══ Records for the task ══
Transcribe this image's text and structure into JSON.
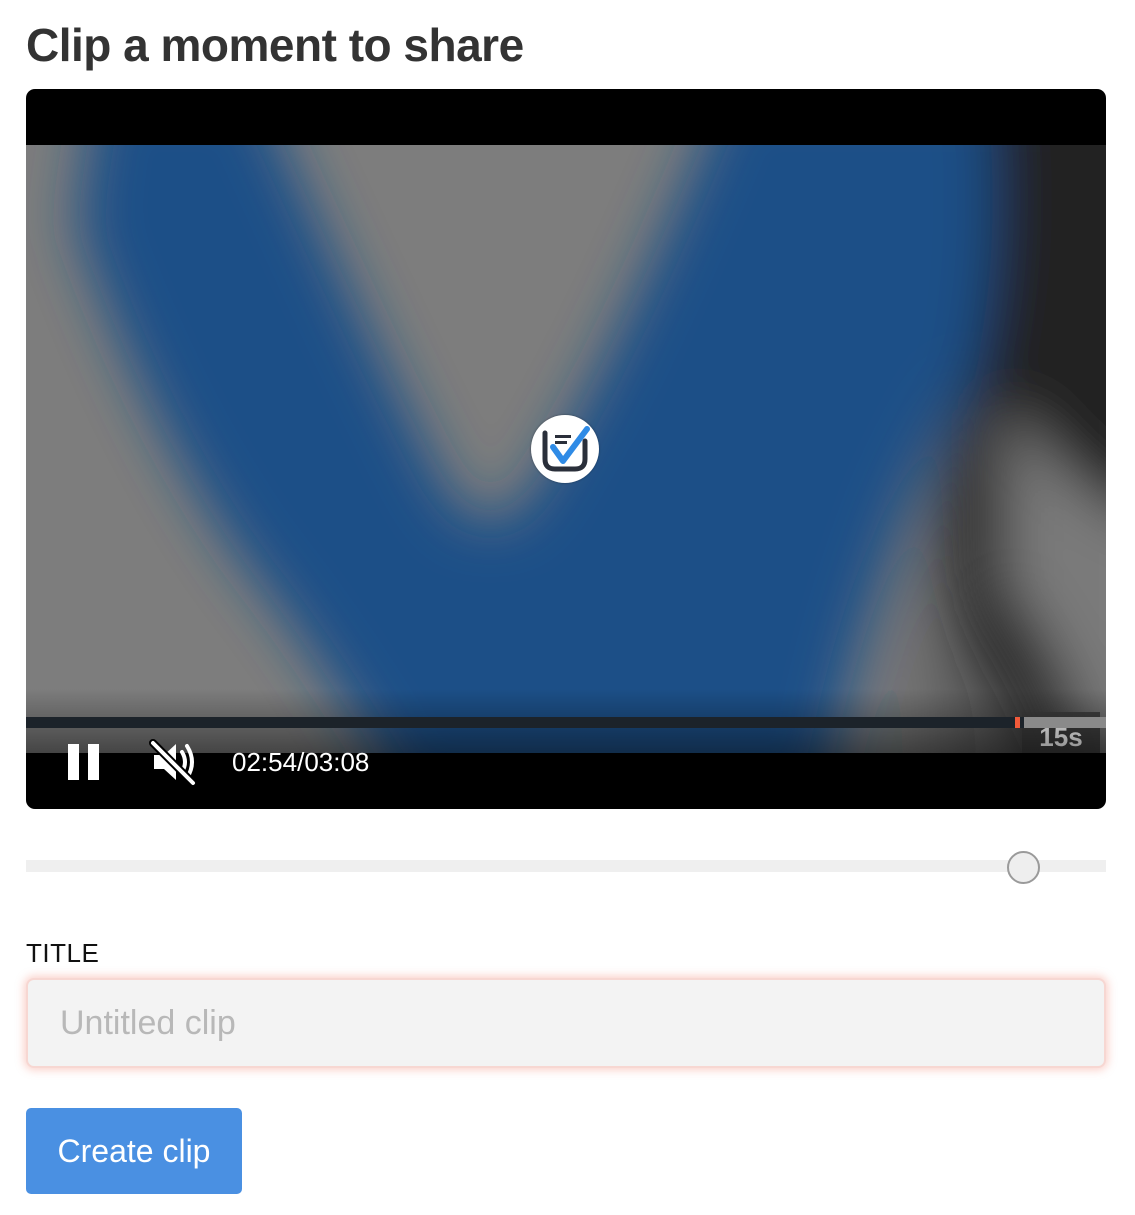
{
  "page": {
    "title": "Clip a moment to share"
  },
  "player": {
    "clip_duration_badge": "15s",
    "time": {
      "current": "02:54",
      "separator": "/",
      "total": "03:08"
    },
    "progress_fraction": 0.924,
    "clip_marker_fraction": 0.916,
    "state": "playing",
    "muted": true,
    "play_pause_icon": "pause-icon",
    "mute_icon": "speaker-muted-icon",
    "center_logo_icon": "checkmark-logo-icon",
    "accent_color": "#f15a3a"
  },
  "clip_range": {
    "start_fraction": 0.923
  },
  "form": {
    "title_label": "TITLE",
    "title_value": "",
    "title_placeholder": "Untitled clip",
    "submit_label": "Create clip",
    "submit_color": "#4a90e2"
  }
}
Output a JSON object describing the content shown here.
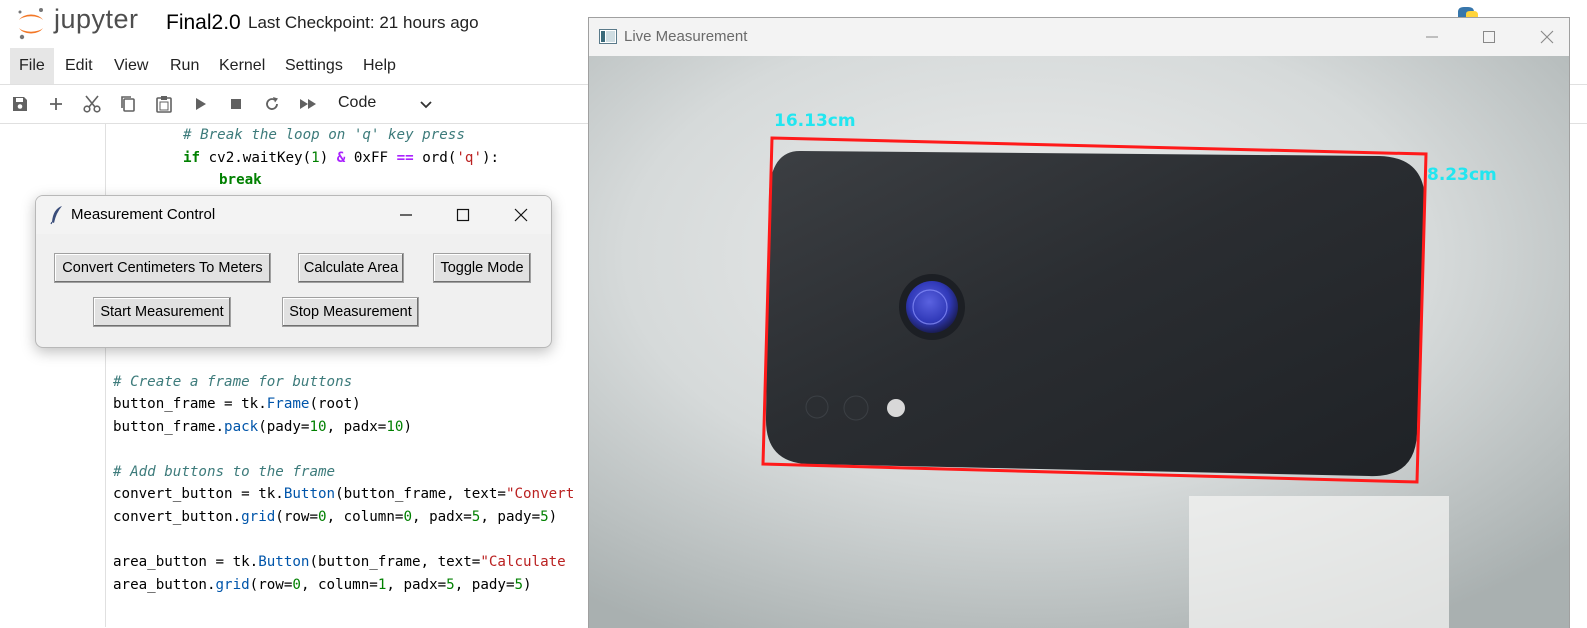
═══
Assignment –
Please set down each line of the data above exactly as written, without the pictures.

Expected answer –
Transcribe this image's text and structure into JSON.
{
  "page": {
    "title": "Clip a moment to share"
  },
  "player": {
    "clip_duration_badge": "15s",
    "time": {
      "current": "02:54",
      "separator": "/",
      "total": "03:08"
    },
    "progress_fraction": 0.924,
    "clip_marker_fraction": 0.916,
    "state": "playing",
    "muted": true,
    "play_pause_icon": "pause-icon",
    "mute_icon": "speaker-muted-icon",
    "center_logo_icon": "checkmark-logo-icon",
    "accent_color": "#f15a3a"
  },
  "clip_range": {
    "start_fraction": 0.923
  },
  "form": {
    "title_label": "TITLE",
    "title_value": "",
    "title_placeholder": "Untitled clip",
    "submit_label": "Create clip",
    "submit_color": "#4a90e2"
  }
}
Output a JSON object describing the content shown here.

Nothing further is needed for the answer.